[THE DATA]:
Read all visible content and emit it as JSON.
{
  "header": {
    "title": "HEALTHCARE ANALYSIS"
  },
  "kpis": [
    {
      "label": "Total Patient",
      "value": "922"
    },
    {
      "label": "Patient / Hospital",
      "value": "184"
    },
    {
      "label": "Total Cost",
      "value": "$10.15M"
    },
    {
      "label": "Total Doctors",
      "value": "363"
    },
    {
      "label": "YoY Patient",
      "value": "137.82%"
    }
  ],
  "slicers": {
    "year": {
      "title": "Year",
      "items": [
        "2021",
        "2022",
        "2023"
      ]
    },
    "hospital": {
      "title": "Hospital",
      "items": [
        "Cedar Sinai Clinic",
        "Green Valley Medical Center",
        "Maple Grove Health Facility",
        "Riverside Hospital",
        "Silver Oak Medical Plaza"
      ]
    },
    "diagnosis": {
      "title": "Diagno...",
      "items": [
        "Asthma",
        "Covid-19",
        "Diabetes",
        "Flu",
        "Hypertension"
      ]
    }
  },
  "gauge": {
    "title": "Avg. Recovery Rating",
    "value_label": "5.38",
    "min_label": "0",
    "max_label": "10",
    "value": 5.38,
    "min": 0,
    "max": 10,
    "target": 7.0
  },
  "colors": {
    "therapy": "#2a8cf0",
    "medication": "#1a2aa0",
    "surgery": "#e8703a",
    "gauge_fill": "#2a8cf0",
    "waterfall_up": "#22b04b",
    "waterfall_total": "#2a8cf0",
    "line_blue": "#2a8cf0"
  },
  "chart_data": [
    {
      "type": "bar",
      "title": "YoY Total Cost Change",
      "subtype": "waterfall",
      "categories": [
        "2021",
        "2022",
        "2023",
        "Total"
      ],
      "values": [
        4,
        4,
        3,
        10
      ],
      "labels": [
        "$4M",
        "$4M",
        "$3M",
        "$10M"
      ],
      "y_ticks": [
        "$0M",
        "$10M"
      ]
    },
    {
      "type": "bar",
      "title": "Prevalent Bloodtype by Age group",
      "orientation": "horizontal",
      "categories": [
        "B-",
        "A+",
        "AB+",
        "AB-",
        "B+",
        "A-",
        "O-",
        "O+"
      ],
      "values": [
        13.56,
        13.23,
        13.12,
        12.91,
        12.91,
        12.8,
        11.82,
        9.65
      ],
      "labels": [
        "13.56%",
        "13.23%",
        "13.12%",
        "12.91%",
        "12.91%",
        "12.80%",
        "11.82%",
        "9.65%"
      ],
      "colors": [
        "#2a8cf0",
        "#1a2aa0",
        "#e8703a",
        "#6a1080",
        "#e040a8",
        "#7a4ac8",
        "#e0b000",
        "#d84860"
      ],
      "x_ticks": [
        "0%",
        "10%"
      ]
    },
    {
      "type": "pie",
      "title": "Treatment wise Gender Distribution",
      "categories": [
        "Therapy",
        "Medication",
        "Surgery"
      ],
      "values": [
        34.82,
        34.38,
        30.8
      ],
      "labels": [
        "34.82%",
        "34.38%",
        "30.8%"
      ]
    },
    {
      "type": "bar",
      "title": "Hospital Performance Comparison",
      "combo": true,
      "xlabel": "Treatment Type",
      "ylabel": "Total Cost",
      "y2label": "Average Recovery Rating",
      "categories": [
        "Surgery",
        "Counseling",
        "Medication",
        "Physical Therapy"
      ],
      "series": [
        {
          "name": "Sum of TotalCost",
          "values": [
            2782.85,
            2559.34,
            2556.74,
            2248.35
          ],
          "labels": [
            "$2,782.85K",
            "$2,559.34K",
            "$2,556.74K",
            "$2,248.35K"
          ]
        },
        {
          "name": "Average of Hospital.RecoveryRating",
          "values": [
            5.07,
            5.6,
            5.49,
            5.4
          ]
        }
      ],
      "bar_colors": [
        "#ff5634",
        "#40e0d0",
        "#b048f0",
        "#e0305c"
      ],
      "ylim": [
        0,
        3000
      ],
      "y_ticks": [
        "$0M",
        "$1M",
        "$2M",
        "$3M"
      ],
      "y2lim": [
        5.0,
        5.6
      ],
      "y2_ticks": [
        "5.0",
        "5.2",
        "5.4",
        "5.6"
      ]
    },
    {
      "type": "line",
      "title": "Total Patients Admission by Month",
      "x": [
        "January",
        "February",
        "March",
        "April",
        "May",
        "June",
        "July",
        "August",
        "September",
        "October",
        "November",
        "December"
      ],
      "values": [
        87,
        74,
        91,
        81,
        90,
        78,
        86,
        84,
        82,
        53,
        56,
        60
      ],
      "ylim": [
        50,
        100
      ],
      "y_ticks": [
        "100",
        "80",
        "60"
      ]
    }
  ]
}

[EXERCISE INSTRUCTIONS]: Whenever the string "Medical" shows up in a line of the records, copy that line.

[EXPECTED OUTPUT]:
        "Green Valley Medical Center",
        "Silver Oak Medical Plaza"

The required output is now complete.